Instructions for the task: Going through the entries below, copy out each line that contains "name".
── Extracted entries
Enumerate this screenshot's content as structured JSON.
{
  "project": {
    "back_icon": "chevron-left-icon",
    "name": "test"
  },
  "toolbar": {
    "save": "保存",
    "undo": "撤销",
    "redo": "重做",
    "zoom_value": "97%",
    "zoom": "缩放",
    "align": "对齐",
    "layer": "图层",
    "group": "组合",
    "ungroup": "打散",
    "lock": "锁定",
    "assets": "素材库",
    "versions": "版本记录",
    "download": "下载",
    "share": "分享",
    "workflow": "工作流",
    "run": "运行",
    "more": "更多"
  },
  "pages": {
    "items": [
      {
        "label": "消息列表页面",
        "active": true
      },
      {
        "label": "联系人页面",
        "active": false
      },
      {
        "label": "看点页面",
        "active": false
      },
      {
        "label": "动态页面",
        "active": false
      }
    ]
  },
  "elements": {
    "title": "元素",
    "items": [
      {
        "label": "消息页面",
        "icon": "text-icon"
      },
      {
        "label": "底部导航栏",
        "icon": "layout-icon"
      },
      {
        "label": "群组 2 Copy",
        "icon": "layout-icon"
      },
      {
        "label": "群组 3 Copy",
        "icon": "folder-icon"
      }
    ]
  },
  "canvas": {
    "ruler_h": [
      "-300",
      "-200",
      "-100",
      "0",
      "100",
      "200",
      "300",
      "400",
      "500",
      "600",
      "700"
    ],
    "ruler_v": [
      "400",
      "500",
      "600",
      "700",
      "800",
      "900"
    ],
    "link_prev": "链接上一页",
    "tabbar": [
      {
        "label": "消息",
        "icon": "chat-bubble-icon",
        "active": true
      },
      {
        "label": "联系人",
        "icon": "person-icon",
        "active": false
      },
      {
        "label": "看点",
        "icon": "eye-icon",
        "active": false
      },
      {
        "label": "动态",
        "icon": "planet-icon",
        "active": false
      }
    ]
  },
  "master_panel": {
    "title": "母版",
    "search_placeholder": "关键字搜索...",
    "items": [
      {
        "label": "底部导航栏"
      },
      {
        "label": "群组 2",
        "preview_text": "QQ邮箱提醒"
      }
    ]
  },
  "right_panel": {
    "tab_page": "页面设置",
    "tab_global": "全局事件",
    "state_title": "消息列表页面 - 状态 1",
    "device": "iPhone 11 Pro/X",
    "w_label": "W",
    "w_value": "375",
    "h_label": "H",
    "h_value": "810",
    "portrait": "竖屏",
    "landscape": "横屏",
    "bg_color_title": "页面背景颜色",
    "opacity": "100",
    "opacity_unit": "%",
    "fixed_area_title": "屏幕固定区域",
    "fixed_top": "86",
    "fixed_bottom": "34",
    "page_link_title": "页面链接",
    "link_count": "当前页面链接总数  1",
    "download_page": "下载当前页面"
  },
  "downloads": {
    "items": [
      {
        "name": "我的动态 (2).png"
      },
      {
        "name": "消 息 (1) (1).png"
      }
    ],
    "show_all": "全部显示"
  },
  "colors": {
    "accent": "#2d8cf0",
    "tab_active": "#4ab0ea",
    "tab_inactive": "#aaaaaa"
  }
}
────
Answer to the exercise:
    "name": "test"
        "name": "我的动态 (2).png"
        "name": "消 息 (1) (1).png"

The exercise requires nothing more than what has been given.